Hydroponic/aeroponic cultivation hall: The cultivation hall is best located inside the cave due to its controlled environment requirements. Placing it inside provides better insulation, protection from radiation, and easier regulation of temperature, humidity, and lighting conditions necessary for plant growth. The stable conditions inside the cave can contribute to the success of the cultivation efforts.


Gym: The gym can be placed both inside the cave and outside, depending on available space and design considerations. Placing it inside the cave can provide a more private and controlled environment for exercise. However, it could also be designed as an outdoor facility, taking advantage of the lower lunar gravity for certain activities.


Infirmary: The infirmary would generally be located inside the cave to ensure a controlled environment for medical care. It offers protection against radiation and provides a more stable setting for healthcare activities. Access to medical facilities inside the cave can be crucial for emergency situations and long-term health management.


Laboratories: Laboratories can be placed both inside the cave and outside, depending on their specific requirements. Some experiments may benefit from the stable and controlled environment inside the cave, which offers protection from external factors. However, certain research activities may require access to natural light or specialized equipment that can be accommodated outside the cave.


Rover hub: The rover hub, serving as a central location for rover maintenance, charging, and coordination, is typically located outside the cave. Placing it outside allows for easier access to the lunar surface and facilitates rover operations. The hub can be strategically positioned near the cave entrance for efficient movement of rovers between the surface and the base.


Observatory: The observatory is best located outside the cave to minimize any potential interference from internal lighting or structures. Placing it on higher ground or at an elevated position can enhance its field of view and reduce obstructions. It would be beneficial to position the observatory away from potential light pollution sources, such as the base's artificial lighting.


Energy production plant: Energy production plants, such as solar arrays or other power generation systems, are typically placed outside the cave. They require access to sunlight for efficient energy production. Placing them in unobstructed areas maximizes exposure to sunlight and ensures optimal energy generation. However, energy storage and distribution systems may be located both inside the cave and outside for efficient power management.


Local production of materials: Facilities for local production of materials, such as 3D printers or resource extraction equipment, can be located both inside the cave and outside. Some operations may benefit from the controlled environment and radiation shielding provided by the cave.

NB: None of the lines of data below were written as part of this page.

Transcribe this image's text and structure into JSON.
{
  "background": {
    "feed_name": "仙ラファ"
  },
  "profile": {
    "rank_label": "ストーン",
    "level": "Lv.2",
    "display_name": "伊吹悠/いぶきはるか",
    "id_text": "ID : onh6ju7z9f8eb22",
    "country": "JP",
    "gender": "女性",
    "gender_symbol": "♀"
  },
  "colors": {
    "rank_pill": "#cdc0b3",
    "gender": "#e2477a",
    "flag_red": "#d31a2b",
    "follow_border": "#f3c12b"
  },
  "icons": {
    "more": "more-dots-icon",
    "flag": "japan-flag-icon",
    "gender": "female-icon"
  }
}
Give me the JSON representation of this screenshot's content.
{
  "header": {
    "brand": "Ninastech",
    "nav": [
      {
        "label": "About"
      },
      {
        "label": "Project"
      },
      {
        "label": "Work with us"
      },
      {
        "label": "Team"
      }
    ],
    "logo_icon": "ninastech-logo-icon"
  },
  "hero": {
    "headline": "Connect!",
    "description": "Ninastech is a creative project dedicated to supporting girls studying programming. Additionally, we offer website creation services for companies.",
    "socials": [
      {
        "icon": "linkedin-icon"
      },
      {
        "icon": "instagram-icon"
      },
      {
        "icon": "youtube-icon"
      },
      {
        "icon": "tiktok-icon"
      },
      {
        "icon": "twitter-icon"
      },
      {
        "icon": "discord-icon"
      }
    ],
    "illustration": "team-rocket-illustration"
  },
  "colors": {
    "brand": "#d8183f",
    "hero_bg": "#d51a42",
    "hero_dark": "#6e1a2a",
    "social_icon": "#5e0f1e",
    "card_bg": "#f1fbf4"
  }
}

Others, such as resource extraction or processing activities, may need to be situated closer to the lunar surface for easier access to raw materials.


In general, placing certain elements inside the cave offers benefits such as radiation shielding, thermal stability, and protection from external hazards.


Superficial protection – The "Dsup" protein, short for "durable shield protein," is a protein that has been discovered in certain microorganisms, particularly those that can survive in extreme environments such as high radiation levels and desiccation (extreme dryness).

The Dsup protein is of particular interest because it has been found to have protective properties against DNA damage caused by ionizing radiation. It appears to bind to chromatin, the complex of DNA and proteins that make up chromosomes, and helps shield the DNA from radiation-induced damage. This protective function allows certain organisms to better withstand the harmful effects of radiation and other stressors.


The potential application of the Dsup protein to treat surfaces is an area of ongoing research and exploration. The concept of treating surfaces with Dsup protein involves applying or coating the protein onto a surface to potentially enhance its resistance to radiation or other stressors.

bottom of page